Each curcuit, machine, and (obviously patient) is different. The insertion process and discussion and decision of which to use is quite complex. How can you say a post partem heart failure patient on a syncardia or heartmate2 that will go home with the device is anything like an ARDS ECMO patient?
I understand that while you watch them and chart every hour, it may feel the same. However, I've been in the room when RNs have described an ECMO/VAD as "just like dialysis".
Statements like "ECMO and VADs are the same" or it's just like IABP or dialysis show a major lack of understanding
Jul 25, '15I don't think the original poster was questioning whether or not an RN should run ECLS or ever intimated that ECLS and a VAD, for example, are similar in technology and management.
What I read was ...do I take sole responsibility for managing an ECLS patient with next to no training and after having had minimal hands-on experience in the management of an ECLS patient.
My answer is an unwavering 100% NO.
As another commenter stated there are ECLS guidelines that need to be followed that include indepth individual and facility training. Extracorporeal Life Support Organization - ECMO and ECLS > Resources > Guidelines
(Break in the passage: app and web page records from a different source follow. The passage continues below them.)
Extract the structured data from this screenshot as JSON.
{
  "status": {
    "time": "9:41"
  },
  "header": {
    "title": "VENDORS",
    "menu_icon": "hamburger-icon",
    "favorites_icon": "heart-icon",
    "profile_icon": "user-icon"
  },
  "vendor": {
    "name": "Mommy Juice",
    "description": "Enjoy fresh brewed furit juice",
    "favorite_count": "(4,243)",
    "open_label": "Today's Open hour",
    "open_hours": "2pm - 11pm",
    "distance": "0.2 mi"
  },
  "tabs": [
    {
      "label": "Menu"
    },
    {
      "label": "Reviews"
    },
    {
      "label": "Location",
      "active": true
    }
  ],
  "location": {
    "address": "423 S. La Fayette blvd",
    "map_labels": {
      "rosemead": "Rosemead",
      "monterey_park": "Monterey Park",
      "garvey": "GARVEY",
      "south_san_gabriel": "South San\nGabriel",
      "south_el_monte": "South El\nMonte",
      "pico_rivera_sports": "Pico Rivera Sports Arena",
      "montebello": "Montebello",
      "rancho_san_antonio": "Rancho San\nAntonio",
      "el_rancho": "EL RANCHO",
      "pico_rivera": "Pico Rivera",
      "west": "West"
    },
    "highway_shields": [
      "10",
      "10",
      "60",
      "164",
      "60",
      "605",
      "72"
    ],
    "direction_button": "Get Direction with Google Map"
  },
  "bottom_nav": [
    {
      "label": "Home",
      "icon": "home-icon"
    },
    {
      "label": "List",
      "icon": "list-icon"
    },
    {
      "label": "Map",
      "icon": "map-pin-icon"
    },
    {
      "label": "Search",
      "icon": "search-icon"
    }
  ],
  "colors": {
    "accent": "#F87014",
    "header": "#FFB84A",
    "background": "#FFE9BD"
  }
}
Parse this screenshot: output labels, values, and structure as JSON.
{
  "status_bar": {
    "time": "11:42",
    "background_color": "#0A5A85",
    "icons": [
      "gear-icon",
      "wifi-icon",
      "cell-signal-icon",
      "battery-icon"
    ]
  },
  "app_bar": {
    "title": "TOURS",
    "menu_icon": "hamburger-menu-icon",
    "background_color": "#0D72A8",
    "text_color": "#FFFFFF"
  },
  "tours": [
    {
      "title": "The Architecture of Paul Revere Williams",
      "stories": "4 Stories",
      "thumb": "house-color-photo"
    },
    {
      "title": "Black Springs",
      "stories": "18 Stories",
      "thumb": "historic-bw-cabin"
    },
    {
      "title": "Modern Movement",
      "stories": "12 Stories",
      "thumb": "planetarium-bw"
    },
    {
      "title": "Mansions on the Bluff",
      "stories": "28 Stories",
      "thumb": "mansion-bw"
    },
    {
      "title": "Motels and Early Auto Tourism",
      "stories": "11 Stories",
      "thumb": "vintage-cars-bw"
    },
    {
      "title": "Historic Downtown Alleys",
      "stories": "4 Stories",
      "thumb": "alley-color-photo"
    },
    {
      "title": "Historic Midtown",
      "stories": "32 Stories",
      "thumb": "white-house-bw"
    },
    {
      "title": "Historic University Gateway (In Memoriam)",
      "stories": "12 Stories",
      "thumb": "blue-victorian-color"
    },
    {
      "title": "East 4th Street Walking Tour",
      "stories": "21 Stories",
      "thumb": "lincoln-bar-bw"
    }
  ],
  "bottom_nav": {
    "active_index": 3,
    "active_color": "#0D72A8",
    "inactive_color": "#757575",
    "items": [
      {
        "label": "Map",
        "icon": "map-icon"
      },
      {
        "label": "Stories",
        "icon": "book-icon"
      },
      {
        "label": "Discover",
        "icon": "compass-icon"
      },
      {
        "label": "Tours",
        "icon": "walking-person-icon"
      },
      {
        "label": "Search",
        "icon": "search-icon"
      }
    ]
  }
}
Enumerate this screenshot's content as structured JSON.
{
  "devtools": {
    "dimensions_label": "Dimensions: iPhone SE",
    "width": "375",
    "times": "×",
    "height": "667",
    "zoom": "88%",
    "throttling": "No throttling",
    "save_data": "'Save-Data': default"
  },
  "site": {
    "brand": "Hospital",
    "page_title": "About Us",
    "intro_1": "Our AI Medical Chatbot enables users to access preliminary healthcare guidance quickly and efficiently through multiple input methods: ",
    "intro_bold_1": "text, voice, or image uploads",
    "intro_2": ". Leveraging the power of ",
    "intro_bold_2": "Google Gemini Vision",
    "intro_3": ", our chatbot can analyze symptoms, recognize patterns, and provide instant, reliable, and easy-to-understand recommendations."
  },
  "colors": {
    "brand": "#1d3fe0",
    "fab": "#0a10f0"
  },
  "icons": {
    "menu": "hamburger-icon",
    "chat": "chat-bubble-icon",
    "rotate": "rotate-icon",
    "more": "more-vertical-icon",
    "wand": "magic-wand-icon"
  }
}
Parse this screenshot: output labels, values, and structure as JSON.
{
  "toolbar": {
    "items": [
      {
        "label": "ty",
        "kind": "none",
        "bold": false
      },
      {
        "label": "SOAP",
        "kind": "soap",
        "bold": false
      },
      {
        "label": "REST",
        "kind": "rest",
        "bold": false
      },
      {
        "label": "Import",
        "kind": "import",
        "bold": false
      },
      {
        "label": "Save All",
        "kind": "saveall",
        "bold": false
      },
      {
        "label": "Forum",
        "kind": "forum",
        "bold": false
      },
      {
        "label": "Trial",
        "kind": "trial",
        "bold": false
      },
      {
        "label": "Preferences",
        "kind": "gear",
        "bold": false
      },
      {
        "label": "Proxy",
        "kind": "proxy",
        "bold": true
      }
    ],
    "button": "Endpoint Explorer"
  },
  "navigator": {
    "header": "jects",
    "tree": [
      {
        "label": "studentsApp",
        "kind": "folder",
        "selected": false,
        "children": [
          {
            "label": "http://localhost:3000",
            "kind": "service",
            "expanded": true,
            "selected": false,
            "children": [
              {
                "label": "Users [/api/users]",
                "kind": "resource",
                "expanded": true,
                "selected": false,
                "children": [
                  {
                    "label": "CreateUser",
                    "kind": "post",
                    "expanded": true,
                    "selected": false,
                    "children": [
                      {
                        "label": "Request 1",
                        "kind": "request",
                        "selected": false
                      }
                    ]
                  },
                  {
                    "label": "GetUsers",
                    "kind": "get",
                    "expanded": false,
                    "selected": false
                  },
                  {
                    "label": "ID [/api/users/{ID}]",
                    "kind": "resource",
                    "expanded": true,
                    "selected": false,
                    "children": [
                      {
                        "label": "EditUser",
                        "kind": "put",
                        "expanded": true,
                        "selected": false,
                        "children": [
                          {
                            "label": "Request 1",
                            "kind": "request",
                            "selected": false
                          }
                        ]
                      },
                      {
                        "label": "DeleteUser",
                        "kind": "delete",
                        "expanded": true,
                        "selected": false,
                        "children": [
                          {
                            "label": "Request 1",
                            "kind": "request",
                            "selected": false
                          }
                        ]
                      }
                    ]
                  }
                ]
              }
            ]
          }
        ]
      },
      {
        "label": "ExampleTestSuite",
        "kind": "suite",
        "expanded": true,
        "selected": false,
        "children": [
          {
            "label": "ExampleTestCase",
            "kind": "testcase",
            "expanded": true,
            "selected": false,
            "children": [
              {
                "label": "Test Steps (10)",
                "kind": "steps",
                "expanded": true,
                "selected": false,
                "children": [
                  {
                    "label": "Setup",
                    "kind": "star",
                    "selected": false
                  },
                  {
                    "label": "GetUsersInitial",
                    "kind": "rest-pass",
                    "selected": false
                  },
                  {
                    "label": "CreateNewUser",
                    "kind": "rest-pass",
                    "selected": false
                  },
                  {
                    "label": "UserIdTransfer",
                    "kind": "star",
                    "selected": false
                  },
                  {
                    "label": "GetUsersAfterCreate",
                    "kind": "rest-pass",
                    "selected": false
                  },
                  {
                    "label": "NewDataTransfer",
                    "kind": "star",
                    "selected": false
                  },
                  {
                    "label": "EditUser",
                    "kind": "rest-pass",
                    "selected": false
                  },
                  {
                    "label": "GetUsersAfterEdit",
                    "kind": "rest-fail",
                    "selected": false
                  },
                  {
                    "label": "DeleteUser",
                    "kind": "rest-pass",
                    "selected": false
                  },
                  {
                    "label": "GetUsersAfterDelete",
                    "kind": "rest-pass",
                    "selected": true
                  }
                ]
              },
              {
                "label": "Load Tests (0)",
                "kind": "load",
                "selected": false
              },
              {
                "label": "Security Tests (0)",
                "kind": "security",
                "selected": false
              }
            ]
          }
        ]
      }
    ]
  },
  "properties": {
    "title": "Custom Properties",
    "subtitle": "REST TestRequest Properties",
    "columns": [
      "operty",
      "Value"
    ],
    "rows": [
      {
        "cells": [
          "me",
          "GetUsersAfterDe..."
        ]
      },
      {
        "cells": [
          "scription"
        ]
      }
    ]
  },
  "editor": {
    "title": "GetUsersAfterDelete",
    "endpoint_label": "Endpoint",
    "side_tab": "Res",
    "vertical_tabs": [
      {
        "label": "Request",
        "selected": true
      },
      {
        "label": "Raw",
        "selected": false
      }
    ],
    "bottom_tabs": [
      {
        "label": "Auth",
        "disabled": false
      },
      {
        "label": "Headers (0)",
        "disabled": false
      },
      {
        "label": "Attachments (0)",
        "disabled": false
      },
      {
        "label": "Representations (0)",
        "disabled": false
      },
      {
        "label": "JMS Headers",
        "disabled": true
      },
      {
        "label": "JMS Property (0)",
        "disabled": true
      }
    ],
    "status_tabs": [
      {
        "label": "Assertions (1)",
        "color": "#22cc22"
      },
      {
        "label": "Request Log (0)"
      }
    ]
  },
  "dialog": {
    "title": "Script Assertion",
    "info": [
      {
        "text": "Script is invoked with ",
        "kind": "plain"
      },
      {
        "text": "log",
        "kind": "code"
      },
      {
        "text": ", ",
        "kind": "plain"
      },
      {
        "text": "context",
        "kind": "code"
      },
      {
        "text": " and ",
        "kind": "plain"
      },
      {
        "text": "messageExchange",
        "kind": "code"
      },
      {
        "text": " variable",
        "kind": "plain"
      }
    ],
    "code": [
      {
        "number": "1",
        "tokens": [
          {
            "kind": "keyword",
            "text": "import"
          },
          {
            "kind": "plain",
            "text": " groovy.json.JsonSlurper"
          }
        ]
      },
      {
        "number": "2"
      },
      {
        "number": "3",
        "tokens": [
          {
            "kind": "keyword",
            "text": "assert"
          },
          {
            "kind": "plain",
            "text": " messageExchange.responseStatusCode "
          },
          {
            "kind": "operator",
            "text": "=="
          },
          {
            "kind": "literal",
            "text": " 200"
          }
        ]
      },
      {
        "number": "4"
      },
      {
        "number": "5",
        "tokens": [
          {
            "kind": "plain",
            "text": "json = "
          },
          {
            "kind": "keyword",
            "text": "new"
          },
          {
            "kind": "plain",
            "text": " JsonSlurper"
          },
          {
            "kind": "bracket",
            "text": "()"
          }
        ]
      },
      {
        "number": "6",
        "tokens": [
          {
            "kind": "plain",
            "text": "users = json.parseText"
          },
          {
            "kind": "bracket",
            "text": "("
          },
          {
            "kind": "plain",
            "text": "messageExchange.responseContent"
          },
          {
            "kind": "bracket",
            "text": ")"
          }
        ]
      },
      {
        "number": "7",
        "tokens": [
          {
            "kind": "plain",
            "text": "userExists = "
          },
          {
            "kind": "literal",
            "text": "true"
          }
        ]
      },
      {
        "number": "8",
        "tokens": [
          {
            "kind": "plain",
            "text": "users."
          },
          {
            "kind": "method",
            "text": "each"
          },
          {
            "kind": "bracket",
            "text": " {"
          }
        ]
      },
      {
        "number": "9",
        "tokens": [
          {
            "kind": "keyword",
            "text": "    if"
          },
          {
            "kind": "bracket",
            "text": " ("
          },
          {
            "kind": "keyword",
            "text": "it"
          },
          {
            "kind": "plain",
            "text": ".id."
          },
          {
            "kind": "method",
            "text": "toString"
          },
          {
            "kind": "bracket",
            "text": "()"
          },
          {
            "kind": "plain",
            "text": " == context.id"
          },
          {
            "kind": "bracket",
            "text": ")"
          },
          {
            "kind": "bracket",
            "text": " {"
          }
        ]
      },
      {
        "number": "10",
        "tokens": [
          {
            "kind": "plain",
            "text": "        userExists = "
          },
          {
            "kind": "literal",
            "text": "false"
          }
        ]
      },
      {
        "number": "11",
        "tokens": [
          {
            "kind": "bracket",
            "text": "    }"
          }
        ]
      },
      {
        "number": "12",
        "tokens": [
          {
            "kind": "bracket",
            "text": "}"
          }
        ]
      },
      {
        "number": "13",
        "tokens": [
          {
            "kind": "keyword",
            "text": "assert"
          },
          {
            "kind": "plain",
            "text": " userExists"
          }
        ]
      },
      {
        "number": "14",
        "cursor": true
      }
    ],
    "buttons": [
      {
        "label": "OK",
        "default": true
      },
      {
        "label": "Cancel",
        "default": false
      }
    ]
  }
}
I think it puts an RN's license on the line (and you know that facility will not back you up) and borders on practicing outside the standard of care established by the ELSO (link above).
I have always been the first in line to learn something new and have been fortunate to have the opportunity to work in a facility that promotes learning and supports the time it takes to do so properly. I have also worked in the facility that believes and RN is instantly considered competent to be the only heart nurse on the unit after having one 8 hour class, attended an open heart in the OR, observed a take-back, and then had two take-backs of their own with "support." At this facility, sometimes this nurse had 1 -2 years total nursing experience and not necessarily in the ICU. No no no no no. I would never want this person near me or a loved one, nor would I want to be a patient at that facility for any reason.
That's my take for what it's worth (14 year RN in high-volume, high-acuity, well-known CTICU).
Mar 17, '16I am an RN in the CVICU at a large academic medical center in the Midwest. We as RNs are trained and competent to manage ECMO, CentriMag, VADS, Impellas, Tandam Heart, and TAH on our patients. Sometimes our patients are 2:1 but we have all had proper training and no RN takes a patient with one of these devices until they feel comfortable.Last edit by uwtrauma1 on Mar 17, '16
Mar 28, '16You had a perfusionist at the bedside 24/7?! Lucky!!! My First deviced patient was an ECMO/IMPELLA. Mind you, I had never had either and lo and behold I had both, in front of me, in the same patient! Oh and as a kicker the patient was on CVVH as well. I would say learn about it it, get comfortable with it, become proficient with it, and then ask for the monetary compensation. It is a good experience that will ONLY make you a better Critical Care Nurse (in terms of skill set).
My sickest patient was an open chest VA ECMO, with a Tandem running the right, that went to OR to get the Tandem decannulated but ended up needing a balloon pump along with everything else including CVVH . So we had the Open chest with ECMO cannulas coming out of everywhere that were also Y'd together in the most random places and it literally took me 30 minutes to draw everything out to see what was pulling from where and returning into what part of the heart or the vasculature.
If you want a challenge, I would say go for the Gold. But if you are not comfortable or not ready, be honest, and let them know that.
Mar 30, '16Quote from LlhookI'm curious how much education about ECMO your received in your BSN program?But as a BSN that went on to get my MS and CCP, I have to disagrees with your statement. VADs and ECMOs are not remotely the same.